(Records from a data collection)
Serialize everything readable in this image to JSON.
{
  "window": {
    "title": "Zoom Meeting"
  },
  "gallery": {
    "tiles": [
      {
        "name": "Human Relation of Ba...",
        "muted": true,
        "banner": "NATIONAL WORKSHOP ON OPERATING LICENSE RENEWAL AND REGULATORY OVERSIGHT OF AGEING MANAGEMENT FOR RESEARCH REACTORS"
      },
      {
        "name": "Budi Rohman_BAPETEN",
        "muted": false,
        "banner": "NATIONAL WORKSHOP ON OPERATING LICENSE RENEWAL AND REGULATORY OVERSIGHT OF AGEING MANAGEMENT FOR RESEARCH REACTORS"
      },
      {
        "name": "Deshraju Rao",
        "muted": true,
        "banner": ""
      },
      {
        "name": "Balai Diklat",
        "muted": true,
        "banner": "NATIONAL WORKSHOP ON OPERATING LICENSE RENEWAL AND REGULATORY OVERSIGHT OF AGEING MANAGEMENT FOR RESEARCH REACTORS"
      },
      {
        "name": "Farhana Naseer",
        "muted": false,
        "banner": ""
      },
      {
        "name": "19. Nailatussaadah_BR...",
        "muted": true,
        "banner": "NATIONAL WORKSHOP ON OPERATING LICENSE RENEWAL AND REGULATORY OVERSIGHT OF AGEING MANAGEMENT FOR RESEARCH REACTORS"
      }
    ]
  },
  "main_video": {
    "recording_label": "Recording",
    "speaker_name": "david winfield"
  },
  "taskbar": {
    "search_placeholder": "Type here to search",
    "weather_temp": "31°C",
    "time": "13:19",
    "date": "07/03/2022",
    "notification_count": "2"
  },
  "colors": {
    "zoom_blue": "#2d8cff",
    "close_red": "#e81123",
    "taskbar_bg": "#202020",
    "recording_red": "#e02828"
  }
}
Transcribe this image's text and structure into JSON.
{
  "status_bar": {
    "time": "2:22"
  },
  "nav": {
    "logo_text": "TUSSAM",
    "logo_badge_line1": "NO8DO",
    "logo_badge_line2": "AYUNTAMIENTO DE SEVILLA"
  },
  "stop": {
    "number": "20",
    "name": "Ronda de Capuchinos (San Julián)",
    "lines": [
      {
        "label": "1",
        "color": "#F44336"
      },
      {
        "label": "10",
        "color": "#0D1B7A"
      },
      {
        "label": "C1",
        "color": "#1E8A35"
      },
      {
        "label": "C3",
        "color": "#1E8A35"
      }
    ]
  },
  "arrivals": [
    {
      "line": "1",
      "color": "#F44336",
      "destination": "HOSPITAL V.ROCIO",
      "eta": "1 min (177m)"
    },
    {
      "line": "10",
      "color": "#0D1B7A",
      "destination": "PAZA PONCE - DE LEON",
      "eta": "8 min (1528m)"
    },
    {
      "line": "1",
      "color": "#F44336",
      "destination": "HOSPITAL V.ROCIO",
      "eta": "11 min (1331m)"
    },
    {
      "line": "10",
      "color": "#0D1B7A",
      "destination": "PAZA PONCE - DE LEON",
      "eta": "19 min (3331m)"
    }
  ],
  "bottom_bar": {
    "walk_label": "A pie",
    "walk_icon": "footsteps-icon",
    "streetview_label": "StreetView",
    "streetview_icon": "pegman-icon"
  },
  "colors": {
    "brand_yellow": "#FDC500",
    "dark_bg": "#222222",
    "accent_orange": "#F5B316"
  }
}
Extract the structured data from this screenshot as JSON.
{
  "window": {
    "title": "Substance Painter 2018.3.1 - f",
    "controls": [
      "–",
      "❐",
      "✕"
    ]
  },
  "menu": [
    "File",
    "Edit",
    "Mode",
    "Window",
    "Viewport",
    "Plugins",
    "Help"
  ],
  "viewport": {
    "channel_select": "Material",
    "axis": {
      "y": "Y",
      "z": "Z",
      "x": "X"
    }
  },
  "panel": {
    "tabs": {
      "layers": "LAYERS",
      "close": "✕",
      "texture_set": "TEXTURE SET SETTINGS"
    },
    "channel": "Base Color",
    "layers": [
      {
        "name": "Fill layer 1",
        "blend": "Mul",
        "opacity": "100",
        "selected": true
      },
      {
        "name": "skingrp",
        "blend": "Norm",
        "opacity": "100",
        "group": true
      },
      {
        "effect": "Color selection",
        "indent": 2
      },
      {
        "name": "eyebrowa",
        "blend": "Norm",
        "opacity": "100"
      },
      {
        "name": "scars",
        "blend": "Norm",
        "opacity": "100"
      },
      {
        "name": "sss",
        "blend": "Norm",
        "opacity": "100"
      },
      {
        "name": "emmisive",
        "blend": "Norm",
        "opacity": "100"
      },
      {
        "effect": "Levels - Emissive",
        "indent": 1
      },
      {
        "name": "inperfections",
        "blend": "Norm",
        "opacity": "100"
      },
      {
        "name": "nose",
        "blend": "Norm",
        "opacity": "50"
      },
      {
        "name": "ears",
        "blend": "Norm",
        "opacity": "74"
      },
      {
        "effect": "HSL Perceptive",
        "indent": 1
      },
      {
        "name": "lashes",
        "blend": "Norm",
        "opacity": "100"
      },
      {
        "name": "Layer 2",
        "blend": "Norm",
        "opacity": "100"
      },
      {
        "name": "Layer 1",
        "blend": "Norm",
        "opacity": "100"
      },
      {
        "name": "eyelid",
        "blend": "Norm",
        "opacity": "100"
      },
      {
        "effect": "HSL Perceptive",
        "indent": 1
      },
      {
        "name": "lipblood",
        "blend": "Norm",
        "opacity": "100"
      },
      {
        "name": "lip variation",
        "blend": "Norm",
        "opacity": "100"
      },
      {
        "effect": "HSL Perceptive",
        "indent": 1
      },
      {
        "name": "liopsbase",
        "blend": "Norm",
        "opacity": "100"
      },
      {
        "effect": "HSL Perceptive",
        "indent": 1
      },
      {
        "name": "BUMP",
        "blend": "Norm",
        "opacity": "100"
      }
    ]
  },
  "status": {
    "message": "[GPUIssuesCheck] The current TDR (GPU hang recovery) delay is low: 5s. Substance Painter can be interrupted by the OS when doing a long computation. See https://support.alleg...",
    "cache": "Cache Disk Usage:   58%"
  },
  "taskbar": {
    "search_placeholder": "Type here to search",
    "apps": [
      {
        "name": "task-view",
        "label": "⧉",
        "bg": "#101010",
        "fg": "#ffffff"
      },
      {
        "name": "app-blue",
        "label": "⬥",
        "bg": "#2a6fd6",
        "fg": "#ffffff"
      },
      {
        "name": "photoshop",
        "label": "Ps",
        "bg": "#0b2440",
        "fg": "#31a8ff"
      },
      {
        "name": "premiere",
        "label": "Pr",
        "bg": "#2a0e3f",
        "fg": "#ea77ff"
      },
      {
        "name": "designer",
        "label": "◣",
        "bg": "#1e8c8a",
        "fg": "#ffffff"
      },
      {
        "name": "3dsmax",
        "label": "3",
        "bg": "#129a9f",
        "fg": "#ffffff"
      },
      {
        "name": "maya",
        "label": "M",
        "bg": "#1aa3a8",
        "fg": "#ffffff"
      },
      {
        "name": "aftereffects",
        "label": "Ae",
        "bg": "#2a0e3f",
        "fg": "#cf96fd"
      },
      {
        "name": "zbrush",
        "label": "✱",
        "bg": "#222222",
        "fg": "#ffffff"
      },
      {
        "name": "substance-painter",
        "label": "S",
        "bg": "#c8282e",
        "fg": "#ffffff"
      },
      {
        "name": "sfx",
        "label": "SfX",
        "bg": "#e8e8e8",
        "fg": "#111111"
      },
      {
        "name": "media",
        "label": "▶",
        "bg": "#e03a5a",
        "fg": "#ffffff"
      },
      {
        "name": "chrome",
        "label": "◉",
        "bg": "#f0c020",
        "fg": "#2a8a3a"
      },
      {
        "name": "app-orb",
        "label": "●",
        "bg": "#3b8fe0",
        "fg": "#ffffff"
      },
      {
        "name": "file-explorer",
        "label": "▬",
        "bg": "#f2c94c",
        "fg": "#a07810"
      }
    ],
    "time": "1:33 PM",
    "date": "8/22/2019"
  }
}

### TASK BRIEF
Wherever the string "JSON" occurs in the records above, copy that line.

### OUTPUT FOR THIS TASK
Serialize everything readable in this image to JSON.
Transcribe this image's text and structure into JSON.
Extract the structured data from this screenshot as JSON.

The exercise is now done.